ABOUT THIS EXERCISE:
Each line of the entries that mentions the string "title" needs to be reported.

[Records excerpted from a collection]
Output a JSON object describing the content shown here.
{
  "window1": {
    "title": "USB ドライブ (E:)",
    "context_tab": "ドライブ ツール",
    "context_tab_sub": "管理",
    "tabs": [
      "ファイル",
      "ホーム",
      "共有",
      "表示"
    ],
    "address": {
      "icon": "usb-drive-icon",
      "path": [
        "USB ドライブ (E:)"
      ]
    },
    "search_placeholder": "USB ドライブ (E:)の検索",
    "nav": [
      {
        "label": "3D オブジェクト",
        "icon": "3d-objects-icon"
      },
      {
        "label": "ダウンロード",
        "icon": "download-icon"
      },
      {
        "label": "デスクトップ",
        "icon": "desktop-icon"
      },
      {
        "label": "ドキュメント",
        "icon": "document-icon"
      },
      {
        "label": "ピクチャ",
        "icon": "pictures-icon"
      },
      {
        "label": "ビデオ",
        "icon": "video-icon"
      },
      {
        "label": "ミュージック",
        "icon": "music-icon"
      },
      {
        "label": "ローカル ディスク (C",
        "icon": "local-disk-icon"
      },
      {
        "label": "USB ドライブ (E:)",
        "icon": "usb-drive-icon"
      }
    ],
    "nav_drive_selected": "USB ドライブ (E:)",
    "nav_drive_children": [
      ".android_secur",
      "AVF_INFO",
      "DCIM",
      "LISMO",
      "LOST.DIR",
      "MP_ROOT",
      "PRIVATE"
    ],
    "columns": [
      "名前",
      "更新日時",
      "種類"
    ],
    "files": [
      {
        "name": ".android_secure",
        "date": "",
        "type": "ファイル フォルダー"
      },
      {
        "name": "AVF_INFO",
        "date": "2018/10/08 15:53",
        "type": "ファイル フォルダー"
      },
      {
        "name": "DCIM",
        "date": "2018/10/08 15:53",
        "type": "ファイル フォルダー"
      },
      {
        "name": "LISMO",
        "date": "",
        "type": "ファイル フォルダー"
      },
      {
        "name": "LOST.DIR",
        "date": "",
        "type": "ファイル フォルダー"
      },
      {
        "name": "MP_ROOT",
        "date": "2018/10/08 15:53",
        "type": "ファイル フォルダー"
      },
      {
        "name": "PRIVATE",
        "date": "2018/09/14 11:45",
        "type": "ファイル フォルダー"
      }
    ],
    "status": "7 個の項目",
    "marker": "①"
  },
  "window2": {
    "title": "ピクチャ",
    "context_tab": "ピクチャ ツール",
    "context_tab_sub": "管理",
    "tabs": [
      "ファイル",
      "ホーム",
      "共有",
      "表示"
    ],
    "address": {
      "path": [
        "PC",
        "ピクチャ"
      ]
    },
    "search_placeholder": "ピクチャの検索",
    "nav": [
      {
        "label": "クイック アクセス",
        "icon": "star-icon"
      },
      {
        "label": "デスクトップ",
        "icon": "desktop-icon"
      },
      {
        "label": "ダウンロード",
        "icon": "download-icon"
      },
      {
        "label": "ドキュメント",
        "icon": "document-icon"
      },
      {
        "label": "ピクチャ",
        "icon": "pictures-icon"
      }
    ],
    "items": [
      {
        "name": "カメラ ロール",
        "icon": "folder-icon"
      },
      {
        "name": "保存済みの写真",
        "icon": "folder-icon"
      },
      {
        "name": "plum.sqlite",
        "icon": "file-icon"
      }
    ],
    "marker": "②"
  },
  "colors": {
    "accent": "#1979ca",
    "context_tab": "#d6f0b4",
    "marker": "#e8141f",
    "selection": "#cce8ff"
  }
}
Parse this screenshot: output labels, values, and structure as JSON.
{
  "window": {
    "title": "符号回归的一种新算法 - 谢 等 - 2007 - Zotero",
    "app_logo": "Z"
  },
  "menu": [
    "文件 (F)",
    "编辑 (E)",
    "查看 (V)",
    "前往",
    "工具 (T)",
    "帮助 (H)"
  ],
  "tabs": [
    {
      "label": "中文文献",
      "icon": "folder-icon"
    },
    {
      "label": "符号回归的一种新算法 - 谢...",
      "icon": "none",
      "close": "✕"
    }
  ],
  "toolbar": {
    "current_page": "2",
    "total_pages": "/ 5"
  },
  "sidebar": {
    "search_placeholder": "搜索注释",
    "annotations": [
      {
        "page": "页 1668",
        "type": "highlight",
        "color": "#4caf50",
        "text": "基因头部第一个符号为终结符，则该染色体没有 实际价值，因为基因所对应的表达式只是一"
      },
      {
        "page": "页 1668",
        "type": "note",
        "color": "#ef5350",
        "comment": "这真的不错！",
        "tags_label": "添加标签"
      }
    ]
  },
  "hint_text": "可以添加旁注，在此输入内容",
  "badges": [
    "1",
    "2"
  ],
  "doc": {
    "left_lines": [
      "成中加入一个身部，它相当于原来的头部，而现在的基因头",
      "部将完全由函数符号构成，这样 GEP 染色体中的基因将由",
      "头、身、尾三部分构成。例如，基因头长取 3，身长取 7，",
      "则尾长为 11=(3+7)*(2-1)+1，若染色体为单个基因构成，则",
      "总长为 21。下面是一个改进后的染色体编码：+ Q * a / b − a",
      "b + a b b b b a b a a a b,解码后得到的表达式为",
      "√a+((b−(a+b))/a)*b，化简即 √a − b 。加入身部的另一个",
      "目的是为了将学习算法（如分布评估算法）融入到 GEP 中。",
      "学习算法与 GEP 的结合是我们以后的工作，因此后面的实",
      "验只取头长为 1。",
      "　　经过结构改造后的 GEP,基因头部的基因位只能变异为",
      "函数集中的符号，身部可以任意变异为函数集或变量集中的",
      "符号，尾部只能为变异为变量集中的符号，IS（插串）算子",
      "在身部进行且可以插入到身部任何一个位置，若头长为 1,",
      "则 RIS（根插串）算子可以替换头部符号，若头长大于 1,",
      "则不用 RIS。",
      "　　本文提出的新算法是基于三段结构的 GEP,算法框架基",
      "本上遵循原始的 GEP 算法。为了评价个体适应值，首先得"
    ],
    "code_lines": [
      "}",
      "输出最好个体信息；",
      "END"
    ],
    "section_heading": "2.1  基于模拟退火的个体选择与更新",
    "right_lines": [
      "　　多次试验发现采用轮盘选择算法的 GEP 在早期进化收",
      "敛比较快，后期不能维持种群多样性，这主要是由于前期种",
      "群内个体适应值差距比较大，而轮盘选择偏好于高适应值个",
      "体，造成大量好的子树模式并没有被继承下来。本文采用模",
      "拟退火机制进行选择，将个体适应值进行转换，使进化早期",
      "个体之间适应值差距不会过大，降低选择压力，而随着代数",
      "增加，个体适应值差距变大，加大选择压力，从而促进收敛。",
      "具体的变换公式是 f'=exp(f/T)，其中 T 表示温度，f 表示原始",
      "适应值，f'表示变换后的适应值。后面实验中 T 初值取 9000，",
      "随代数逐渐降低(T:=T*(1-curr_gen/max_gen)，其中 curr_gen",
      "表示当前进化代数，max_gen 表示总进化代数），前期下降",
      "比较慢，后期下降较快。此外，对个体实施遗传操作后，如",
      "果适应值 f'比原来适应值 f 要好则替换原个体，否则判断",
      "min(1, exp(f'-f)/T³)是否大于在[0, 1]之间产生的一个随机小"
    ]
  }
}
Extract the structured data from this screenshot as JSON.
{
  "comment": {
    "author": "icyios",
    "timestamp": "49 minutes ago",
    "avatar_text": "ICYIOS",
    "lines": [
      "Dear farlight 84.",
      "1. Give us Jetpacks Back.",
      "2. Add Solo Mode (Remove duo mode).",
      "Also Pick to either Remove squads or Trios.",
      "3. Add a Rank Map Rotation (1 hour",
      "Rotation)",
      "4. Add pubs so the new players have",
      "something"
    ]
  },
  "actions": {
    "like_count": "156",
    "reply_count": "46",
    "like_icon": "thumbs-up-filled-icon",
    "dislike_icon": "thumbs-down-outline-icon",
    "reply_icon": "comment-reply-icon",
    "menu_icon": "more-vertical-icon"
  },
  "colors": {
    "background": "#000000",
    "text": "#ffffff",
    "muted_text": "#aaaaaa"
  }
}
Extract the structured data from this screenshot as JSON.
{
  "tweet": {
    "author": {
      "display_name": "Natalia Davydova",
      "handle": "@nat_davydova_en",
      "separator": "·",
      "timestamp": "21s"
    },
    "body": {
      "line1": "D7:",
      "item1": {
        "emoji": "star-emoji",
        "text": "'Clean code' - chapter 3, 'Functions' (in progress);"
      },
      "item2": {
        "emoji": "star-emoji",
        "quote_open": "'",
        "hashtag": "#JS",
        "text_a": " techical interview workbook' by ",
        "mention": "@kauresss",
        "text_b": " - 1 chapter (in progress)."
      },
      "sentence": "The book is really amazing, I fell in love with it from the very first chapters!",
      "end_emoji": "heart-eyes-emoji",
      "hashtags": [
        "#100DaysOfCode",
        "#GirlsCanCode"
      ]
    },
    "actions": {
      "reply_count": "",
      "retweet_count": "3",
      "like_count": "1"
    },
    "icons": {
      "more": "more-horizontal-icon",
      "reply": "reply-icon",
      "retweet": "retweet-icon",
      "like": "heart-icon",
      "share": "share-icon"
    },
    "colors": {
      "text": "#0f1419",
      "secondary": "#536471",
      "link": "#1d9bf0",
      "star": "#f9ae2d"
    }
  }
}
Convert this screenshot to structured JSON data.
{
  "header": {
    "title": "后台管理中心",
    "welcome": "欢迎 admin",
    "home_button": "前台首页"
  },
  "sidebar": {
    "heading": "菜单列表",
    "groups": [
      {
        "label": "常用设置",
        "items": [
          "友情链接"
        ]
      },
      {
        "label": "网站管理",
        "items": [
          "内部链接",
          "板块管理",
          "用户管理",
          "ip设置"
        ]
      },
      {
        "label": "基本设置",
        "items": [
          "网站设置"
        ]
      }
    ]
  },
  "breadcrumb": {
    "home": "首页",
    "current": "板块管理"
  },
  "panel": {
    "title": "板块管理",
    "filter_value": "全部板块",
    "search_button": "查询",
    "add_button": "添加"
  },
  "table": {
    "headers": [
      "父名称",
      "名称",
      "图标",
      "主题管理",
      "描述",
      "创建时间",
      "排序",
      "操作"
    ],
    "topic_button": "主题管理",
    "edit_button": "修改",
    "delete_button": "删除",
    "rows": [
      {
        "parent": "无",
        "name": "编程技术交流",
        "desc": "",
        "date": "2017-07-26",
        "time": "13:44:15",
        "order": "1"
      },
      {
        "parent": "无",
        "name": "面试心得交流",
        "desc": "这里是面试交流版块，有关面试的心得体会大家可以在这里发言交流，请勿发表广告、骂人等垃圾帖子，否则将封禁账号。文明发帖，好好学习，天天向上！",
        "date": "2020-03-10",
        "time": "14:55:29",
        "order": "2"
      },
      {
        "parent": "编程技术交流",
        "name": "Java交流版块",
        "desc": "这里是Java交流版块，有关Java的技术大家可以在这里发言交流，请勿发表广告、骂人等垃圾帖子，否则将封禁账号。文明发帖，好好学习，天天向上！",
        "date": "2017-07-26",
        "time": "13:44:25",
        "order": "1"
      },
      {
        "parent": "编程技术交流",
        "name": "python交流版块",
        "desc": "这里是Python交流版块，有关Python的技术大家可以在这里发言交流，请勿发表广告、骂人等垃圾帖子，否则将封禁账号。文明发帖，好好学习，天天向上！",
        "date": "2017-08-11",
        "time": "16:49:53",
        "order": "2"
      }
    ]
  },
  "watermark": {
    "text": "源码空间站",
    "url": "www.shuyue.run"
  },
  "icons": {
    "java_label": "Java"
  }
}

ANSWER TO THIS PROBLEM:
    "title": "USB ドライブ (E:)",
    "title": "ピクチャ",
    "title": "符号回归的一种新算法 - 谢 等 - 2007 - Zotero",
    "title": "后台管理中心",
    "title": "板块管理",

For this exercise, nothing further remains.